Stem cells are vital throughout life because they can develop into specialized tissue. Recently, however, scientists have discovered that damaged or altered stem cells may be the driving force behind some kinds of cancer when their specialization takes a malignant turn for the worse.

Stem cells were first identified in leukemia in 1997. Since then, they have been found in breast cancer and certain brain tumors, including glioblastoma multiforme, the most aggressive brain malignancy in adults. Although it was widely thought that most cells in a tumor could cause it to grow, researchers now believe that in some cancers, a small population of stem cells gives rise to all the other cells. When tumor cells are transplanted into experimental mice, only the stem cell variety spurs new cancer growth.

Neural stem cells normally develop into neurons, glia and other cell types. Stem cells found in brain tumors are similar but have genetic mutations that lead to uncontrolled growth. Harley Kornblum, director of the Neural Stem Cell Research Center at the University of California, Los Angeles, is searching for drugs that might inhibit or kill tumor stem cells. Because there are many kinds of brain cancer, Kornblum cautions that they must be approached individually. “We don’t think there’s a one-size-fits-all” mechanism, he says, pointing out that one type of brain tumor called medulloblastoma is caused by “external granule” cells.

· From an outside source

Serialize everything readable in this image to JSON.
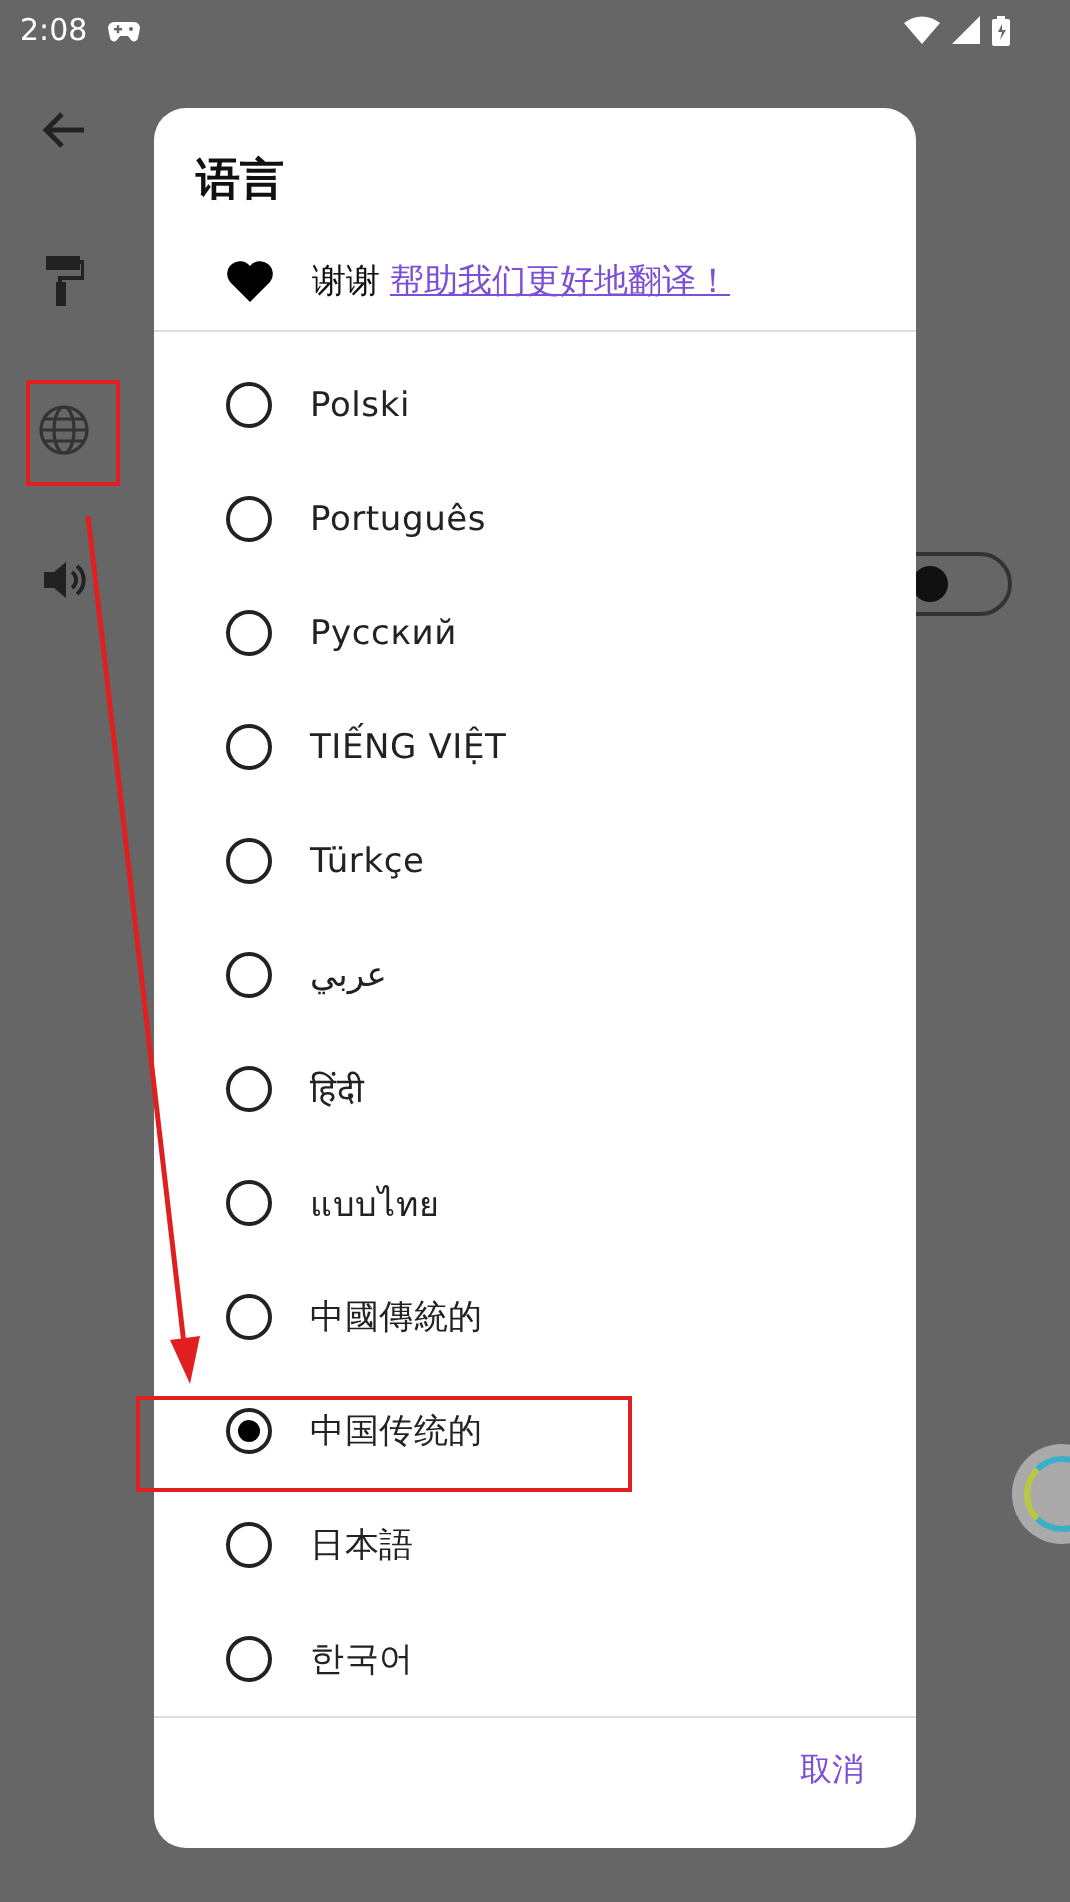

Nevertheless, because stem cells activate their genes differently than other cells do, doctors may be able to use genetic analysis to assign more effective treatment to certain patients. Scientists are now focusing on methods to block the unique pathways by which cancer stem cells regenerate, because it seems clear that the stem cells must be eradicated to stop tumor growth. If they succeed, less destructive chemotherapy or radiation, or other treatments, may be possible.